- EXERCISE AIM
Scan the entries below. Report each line where the string "portainer" occurs.

- INFORMATION SHOWN
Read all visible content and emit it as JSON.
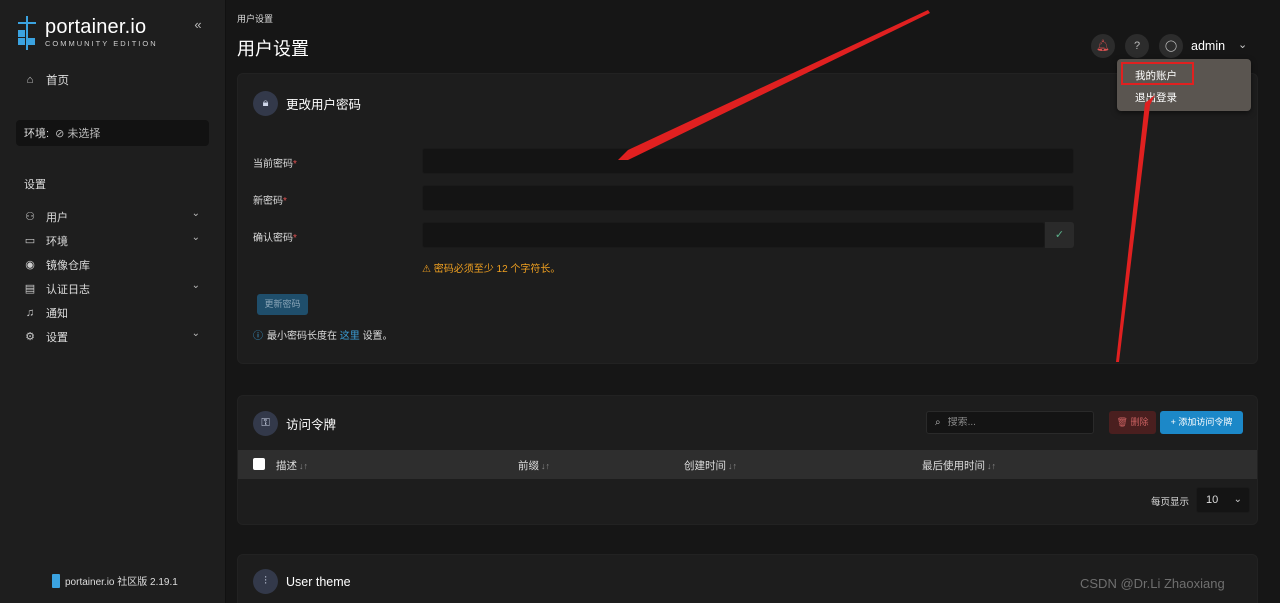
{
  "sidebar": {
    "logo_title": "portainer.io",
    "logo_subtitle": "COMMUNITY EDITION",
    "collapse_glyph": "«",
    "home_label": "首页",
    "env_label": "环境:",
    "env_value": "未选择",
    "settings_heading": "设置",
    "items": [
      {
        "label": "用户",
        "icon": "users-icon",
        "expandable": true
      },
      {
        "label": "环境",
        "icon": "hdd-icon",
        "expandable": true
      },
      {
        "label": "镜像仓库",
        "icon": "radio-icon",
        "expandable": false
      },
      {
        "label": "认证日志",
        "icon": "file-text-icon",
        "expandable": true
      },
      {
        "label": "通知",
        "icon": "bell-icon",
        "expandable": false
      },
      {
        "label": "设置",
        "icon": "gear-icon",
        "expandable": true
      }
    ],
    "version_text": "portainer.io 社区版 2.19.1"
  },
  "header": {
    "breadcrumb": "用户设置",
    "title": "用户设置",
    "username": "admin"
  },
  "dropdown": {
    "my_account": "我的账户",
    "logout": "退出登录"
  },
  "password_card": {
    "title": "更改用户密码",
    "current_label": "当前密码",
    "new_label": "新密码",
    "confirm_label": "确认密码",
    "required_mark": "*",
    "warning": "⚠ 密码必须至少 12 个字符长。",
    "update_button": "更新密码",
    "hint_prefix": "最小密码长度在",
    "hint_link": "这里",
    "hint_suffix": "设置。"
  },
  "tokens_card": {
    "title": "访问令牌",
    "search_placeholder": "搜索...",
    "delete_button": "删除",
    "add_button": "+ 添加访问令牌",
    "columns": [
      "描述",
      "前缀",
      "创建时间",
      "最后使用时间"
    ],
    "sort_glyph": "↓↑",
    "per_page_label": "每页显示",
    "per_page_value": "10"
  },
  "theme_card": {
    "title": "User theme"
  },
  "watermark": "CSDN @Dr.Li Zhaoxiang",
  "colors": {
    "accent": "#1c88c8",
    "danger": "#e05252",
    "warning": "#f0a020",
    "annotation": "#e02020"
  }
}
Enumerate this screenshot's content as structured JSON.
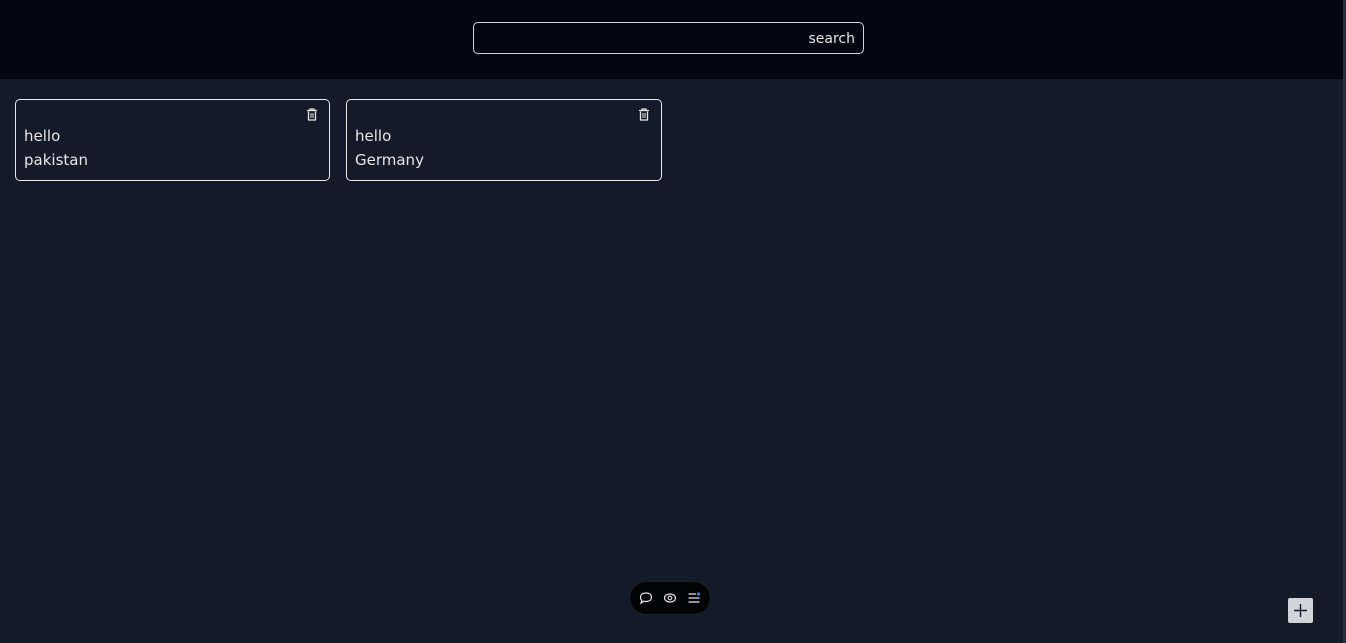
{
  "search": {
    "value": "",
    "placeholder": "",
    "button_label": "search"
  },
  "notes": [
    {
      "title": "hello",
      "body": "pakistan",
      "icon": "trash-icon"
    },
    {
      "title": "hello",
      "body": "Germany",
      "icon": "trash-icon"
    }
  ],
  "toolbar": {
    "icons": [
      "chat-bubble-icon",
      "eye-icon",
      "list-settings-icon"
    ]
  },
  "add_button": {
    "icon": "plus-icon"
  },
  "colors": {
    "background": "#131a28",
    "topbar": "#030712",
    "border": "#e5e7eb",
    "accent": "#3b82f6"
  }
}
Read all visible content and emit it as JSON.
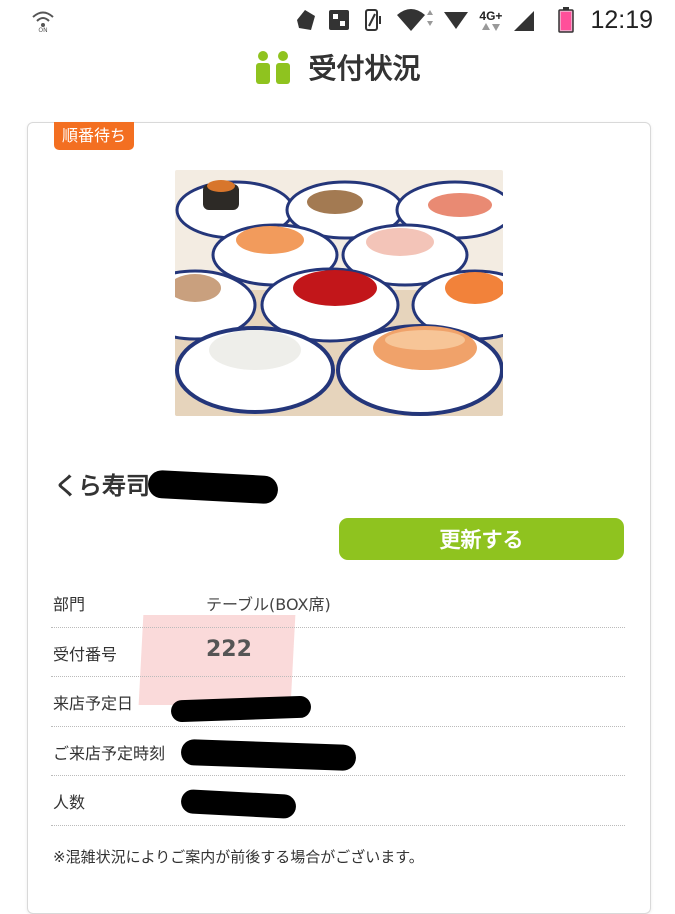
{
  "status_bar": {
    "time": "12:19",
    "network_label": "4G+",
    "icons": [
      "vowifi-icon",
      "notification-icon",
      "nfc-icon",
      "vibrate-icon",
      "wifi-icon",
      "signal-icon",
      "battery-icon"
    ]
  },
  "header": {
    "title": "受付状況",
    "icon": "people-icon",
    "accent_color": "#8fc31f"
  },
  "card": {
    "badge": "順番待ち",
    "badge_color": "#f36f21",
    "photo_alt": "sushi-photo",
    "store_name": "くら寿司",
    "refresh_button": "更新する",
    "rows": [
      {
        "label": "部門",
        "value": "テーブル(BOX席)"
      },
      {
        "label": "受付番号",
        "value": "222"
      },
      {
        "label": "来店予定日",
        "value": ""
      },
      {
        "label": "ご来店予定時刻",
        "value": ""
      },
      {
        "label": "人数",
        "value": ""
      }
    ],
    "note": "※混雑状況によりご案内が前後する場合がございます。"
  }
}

- COMPLETED EXERCISE
    "logo_title": "portainer.io",
    "version_text": "portainer.io 社区版 2.19.1"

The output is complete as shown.